◆ AIM OF THE TASK
From the entries, filter out every line that lacks "chevron" and copy the rest.

Items from an interface collection

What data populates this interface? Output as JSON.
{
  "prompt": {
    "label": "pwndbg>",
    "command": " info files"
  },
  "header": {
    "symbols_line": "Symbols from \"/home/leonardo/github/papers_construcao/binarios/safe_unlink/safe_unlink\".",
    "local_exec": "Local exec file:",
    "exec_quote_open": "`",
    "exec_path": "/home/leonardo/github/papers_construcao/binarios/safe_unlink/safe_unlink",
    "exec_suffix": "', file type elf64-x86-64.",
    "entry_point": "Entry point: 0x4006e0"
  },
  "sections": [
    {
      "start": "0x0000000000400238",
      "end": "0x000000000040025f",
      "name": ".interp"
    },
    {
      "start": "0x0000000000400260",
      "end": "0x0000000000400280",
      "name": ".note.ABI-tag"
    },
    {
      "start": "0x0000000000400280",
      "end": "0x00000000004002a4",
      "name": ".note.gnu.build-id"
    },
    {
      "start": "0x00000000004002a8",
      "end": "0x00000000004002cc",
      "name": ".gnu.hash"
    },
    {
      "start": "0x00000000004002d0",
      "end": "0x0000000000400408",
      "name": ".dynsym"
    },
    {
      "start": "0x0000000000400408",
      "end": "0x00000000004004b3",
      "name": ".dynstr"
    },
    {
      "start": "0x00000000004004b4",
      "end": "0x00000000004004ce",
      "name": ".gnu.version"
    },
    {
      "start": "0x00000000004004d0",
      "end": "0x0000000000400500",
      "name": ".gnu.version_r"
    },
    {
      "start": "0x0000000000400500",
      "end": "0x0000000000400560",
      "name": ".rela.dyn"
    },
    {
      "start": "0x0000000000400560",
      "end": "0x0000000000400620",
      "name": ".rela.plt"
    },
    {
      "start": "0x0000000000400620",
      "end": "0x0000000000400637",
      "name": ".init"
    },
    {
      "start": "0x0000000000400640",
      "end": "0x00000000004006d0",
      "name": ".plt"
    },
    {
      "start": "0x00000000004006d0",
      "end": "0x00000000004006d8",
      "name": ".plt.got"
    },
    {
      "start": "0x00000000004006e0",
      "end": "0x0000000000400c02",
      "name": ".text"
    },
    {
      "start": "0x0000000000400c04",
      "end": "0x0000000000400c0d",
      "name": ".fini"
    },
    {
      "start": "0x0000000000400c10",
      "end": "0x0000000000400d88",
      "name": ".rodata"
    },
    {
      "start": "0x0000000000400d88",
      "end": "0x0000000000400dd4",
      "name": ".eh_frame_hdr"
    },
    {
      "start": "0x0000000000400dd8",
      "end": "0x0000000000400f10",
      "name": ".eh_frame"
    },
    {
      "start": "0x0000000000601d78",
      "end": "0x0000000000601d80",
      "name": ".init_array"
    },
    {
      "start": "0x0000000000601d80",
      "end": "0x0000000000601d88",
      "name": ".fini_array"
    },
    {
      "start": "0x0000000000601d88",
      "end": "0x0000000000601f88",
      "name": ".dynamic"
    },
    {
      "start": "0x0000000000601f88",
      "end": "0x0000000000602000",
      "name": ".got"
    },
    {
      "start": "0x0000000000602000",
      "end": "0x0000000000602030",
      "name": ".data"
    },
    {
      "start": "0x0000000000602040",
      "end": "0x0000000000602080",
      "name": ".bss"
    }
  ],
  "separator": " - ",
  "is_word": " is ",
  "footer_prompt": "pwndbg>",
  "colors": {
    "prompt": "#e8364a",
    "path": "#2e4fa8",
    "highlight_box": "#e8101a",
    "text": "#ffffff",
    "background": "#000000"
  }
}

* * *

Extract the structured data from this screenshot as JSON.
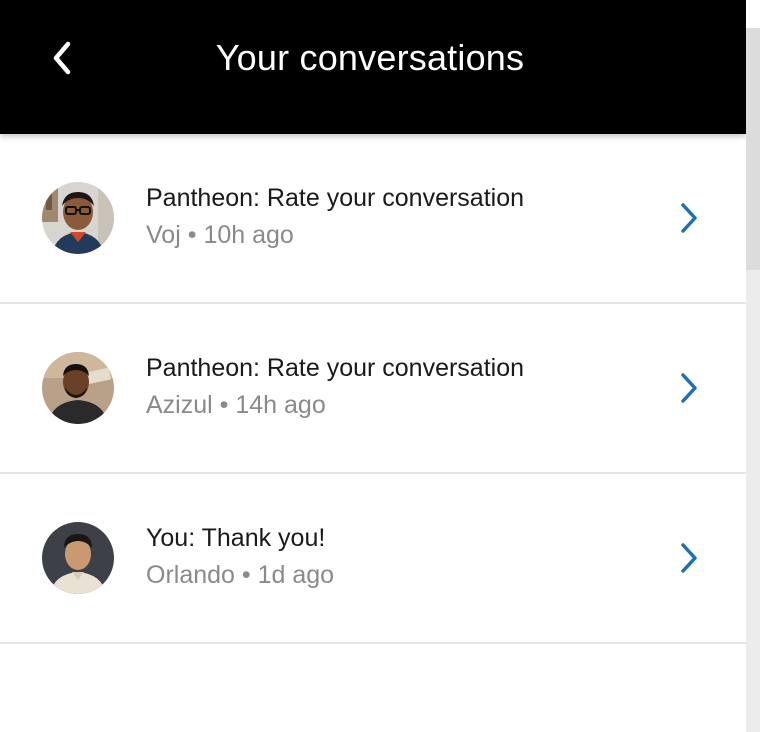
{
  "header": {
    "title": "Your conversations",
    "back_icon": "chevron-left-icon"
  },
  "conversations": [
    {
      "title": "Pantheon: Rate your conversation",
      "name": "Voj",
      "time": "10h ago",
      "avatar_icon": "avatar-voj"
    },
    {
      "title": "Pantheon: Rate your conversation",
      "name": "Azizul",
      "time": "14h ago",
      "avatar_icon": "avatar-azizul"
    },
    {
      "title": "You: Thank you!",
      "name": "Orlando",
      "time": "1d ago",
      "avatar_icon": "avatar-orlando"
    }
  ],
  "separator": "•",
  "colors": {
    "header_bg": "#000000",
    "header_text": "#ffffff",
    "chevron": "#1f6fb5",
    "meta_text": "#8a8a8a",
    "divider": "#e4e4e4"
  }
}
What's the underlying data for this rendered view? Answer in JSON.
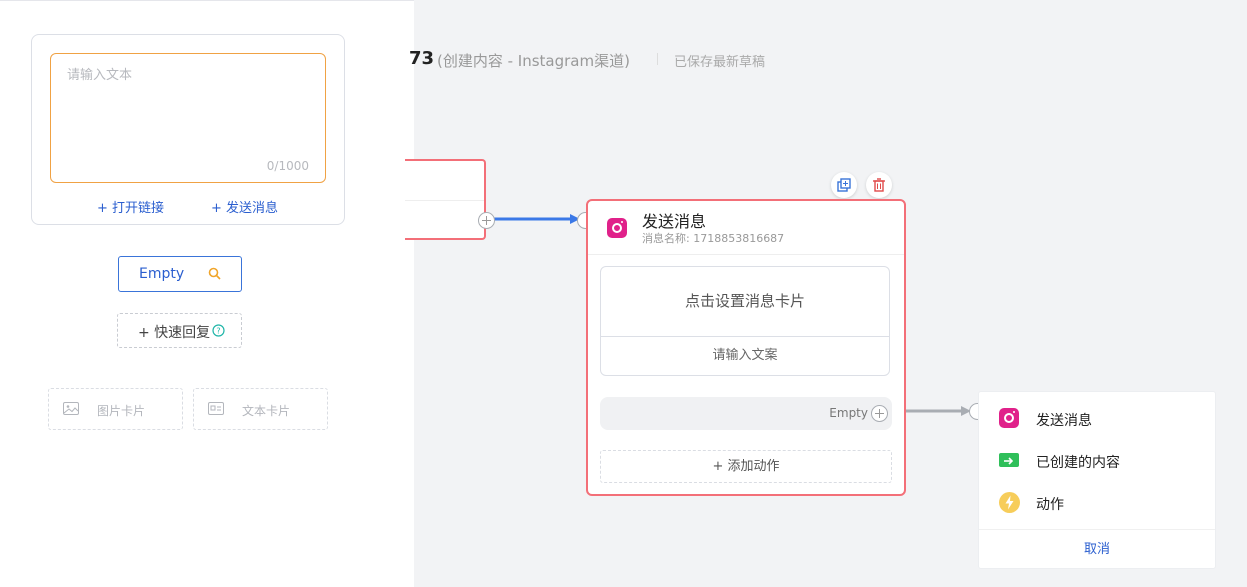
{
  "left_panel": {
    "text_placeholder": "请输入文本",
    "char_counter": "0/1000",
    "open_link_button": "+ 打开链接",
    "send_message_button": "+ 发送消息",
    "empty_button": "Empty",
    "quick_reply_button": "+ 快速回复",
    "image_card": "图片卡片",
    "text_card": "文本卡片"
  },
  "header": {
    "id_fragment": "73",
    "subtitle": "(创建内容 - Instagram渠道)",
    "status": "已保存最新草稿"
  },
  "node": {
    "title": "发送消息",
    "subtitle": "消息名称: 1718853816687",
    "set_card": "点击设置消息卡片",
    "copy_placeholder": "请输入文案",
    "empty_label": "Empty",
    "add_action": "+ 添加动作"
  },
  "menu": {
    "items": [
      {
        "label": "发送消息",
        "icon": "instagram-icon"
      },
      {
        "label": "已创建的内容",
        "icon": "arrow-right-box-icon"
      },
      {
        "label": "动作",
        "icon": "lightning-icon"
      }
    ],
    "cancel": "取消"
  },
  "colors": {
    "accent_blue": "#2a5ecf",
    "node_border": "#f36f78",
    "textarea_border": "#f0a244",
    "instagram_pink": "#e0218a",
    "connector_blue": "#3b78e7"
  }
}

◆ RESPONSE TO THIS TASK
    "back_icon": "chevron-left-icon"
    "chevron": "#1f6fb5",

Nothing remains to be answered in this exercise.